There are a number of Scriptures that allude to this final arrival where God eradicates the curse of sin and permanently unites heaven and earth.

  • Isaiah 11 predicts that the wolf and the lamb, lion and calf, children and vipers, etc. will eventually all live side by side in peace.
  • “See, I will create new heavens and a new earth. The former things will not be remembered, nor will they come to mind. The sound of weeping and of crying will be heard in it no more. Never again will there be in it an infant who lives but a few days, or an old man who does not live out his years’ from Isaiah 65.
  • ‘Heaven must receive him until the time comes for God to restore everything, as he promised long ago.’ from Acts 3.
  • ‘… creation itself will be liberated from its bondage to decay and brought into the freedom and glory of the children of God.’ from Romans 8.
  • ‘.. in accordance with his promise, we wait for new heavens and new earth where righteousness is at home.’ from 2Peter 3.

But really, it doesn’t matter so much what you believe about our future life, a city of gold or a renewed earth – just trust that somehow God has a perfect ending for the faithful, the innocent, the broken. Our ways are the idols of payback and punishment but God’s ways are forgiveness and renewal.

Hearing Voices

Occasionally old church songs from my childhood fall back into my brain for no apparent reason; this one parachuted in this past Sunday afternoon. Since then I have had a continually running music video in my head. In it I see and hear a crowd of faceless old-timers at a church camp from my childhood and they are singing this song about the ups and downs of life. Strong voices, weak voices, good voices, bad voices, faint harmonies and dancing piano keys falling in between the robust melody and words. All extolling together with gusto and joy about the next life they are sure God has in store for them.

It warms me and encourages me. It reminds me of the simple truth of my core beliefs. God is love and God wins.


In shady, green pastures, so rich and so sweet,
God leads His dear children along;
Where the water’s cool flow bathes the weary one’s feet,
God leads His dear children along.

Some through the waters, some through the flood,
Some through the fire, but all through the blood;
Some through great sorrow, but God gives a song,
In the night season and all the day long.

Sometimes on the mount where the sun shines so bright,
God leads His dear children along;
Sometimes in the valley, in darkest of night,
God leads His dear children along.

Though sorrows befall us and Satan oppose,
God leads His dear children along;
Through grace we can conquer, defeat all our foes,
God leads His dear children along.

Away from the mire, and away from the clay,
God leads His dear children along;
Away up in glory, eternity’s day,
God leads His dear children along.

George A. Young, 1903

~ ~ ~

* Popular author and scholar N.T. Wright has re-popularized this doctrine in a number of his very readable books

* John Wesley, the father of Methodism speaks to this clearly in his sermon ‘A New Creation’ http://wesley.nnu.edu/john-wesley/the-sermons-of-john-wesley-1872-edition/sermon-64-the-new-creation/
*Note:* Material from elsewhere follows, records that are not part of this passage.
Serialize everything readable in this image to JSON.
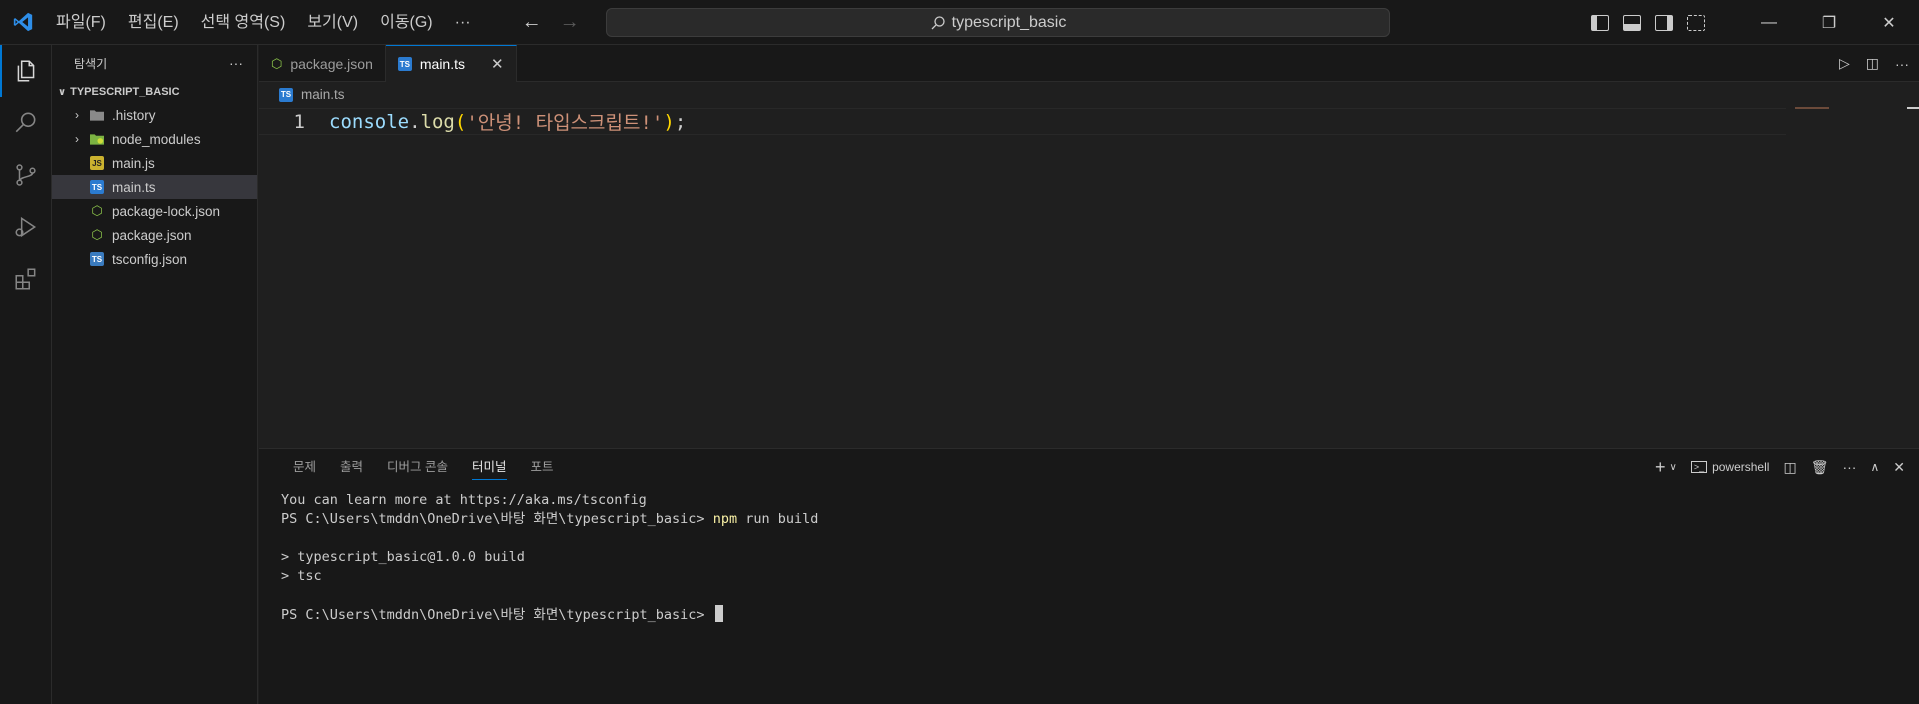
{
  "menu": [
    "파일(F)",
    "편집(E)",
    "선택 영역(S)",
    "보기(V)",
    "이동(G)",
    "···"
  ],
  "search": {
    "text": "typescript_basic"
  },
  "sidebar": {
    "title": "탐색기",
    "root": "TYPESCRIPT_BASIC",
    "items": [
      {
        "label": ".history",
        "type": "folder",
        "icon": "folder-icon"
      },
      {
        "label": "node_modules",
        "type": "folder",
        "icon": "node-folder-icon"
      },
      {
        "label": "main.js",
        "type": "file",
        "icon": "js-file-icon",
        "badge": "JS"
      },
      {
        "label": "main.ts",
        "type": "file",
        "icon": "ts-file-icon",
        "badge": "TS"
      },
      {
        "label": "package-lock.json",
        "type": "file",
        "icon": "node-json-icon",
        "badge": "⬡"
      },
      {
        "label": "package.json",
        "type": "file",
        "icon": "node-json-icon",
        "badge": "⬡"
      },
      {
        "label": "tsconfig.json",
        "type": "file",
        "icon": "tsconfig-icon",
        "badge": "TS"
      }
    ]
  },
  "tabs": [
    {
      "label": "package.json",
      "active": false
    },
    {
      "label": "main.ts",
      "active": true
    }
  ],
  "breadcrumb": "main.ts",
  "code": {
    "line_number": "1",
    "obj": "console",
    "dot": ".",
    "fn": "log",
    "open": "(",
    "str": "'안녕! 타입스크립트!'",
    "close": ")",
    "semi": ";"
  },
  "panel": {
    "tabs": [
      "문제",
      "출력",
      "디버그 콘솔",
      "터미널",
      "포트"
    ],
    "active_tab": "터미널",
    "shell": "powershell",
    "terminal": {
      "line1": "You can learn more at https://aka.ms/tsconfig",
      "prompt1": "PS C:\\Users\\tmddn\\OneDrive\\바탕 화면\\typescript_basic> ",
      "cmd1": "npm",
      "cmd1_rest": " run build",
      "out1": "> typescript_basic@1.0.0 build",
      "out2": "> tsc",
      "prompt2": "PS C:\\Users\\tmddn\\OneDrive\\바탕 화면\\typescript_basic> "
    }
  },
  "colors": {
    "accent": "#0078d4",
    "background": "#1f1f1f",
    "sidebar": "#181818",
    "string": "#ce9178",
    "function": "#dcdcaa",
    "variable": "#9cdcfe",
    "bracket": "#ffd700"
  }
}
* For an in depth examination, A New Heaven and a New Earth, Reclaiming Biblical Escahatology by J. Richard Middleton, of Northeastern Seminary at Roberts Wesleyan College